#### Task instructions
A line belongs in the answer if it contains "desc"; copy every such line from the entries below.

#### Material provided
▼
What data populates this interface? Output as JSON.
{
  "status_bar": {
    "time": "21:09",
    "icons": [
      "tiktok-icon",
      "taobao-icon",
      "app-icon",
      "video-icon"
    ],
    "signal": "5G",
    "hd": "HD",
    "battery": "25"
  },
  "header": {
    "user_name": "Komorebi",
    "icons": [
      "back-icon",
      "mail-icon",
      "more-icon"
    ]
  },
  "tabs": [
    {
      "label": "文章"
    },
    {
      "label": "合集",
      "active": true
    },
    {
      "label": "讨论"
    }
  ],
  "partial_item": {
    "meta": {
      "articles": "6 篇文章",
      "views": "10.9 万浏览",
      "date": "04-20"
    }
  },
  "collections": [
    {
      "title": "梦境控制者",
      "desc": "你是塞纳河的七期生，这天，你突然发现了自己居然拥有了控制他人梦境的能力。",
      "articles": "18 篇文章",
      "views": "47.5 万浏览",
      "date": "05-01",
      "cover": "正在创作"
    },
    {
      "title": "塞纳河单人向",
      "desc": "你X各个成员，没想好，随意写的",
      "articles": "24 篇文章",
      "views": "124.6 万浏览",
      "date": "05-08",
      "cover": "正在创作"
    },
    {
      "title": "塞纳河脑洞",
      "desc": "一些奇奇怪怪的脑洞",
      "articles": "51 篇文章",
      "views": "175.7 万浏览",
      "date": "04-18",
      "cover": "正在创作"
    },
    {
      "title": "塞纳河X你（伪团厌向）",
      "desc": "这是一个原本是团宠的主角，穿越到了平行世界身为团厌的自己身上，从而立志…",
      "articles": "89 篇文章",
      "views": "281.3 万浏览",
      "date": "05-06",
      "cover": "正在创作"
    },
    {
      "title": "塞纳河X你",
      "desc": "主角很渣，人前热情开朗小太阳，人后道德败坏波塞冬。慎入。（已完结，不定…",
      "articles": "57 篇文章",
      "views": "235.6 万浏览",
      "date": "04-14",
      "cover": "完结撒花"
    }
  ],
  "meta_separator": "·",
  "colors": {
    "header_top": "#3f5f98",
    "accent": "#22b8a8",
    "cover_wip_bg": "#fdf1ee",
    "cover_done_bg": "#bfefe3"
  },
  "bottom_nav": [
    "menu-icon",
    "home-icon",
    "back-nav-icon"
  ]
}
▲
#### Task response
      "desc": "你是塞纳河的七期生，这天，你突然发现了自己居然拥有了控制他人梦境的能力。",
      "desc": "你X各个成员，没想好，随意写的",
      "desc": "一些奇奇怪怪的脑洞",
      "desc": "这是一个原本是团宠的主角，穿越到了平行世界身为团厌的自己身上，从而立志…",
      "desc": "主角很渣，人前热情开朗小太阳，人后道德败坏波塞冬。慎入。（已完结，不定…",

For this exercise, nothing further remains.